Problem to solve ▸ Pull out every line with the word "Posterior" from the entries below.

══ Dataset records

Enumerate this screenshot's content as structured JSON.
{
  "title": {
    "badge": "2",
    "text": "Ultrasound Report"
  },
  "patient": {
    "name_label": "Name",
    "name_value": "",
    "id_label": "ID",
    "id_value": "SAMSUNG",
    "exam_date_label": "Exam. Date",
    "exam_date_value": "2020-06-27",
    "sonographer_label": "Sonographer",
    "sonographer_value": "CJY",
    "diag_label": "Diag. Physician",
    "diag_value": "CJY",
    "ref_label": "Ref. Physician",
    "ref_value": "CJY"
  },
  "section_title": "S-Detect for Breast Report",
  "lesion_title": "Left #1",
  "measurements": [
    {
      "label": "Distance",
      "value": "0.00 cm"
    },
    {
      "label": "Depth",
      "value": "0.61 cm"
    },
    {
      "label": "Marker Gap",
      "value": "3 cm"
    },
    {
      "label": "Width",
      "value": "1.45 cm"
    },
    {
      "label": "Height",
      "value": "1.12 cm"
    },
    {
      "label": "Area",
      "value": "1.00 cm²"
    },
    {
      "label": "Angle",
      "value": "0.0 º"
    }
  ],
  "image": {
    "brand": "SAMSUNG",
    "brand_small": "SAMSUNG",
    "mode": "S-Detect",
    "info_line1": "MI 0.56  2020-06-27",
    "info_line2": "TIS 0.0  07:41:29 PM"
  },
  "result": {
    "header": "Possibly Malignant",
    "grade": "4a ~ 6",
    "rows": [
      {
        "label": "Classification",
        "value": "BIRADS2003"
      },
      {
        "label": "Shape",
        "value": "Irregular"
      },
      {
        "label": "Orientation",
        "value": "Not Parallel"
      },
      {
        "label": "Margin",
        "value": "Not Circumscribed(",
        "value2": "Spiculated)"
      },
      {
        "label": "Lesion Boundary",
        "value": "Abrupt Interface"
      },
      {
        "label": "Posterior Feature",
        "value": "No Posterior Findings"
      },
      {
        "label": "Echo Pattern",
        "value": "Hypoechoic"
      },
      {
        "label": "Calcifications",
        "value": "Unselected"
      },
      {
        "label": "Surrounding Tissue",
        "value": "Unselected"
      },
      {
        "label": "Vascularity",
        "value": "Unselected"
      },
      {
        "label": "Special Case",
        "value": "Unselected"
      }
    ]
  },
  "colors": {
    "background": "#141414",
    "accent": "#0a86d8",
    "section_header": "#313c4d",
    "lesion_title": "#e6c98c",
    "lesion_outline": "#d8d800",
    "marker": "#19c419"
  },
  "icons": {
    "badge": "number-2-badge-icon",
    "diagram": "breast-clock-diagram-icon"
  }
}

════

Exercise solution ▸
        "label": "Posterior Feature",
        "value": "No Posterior Findings"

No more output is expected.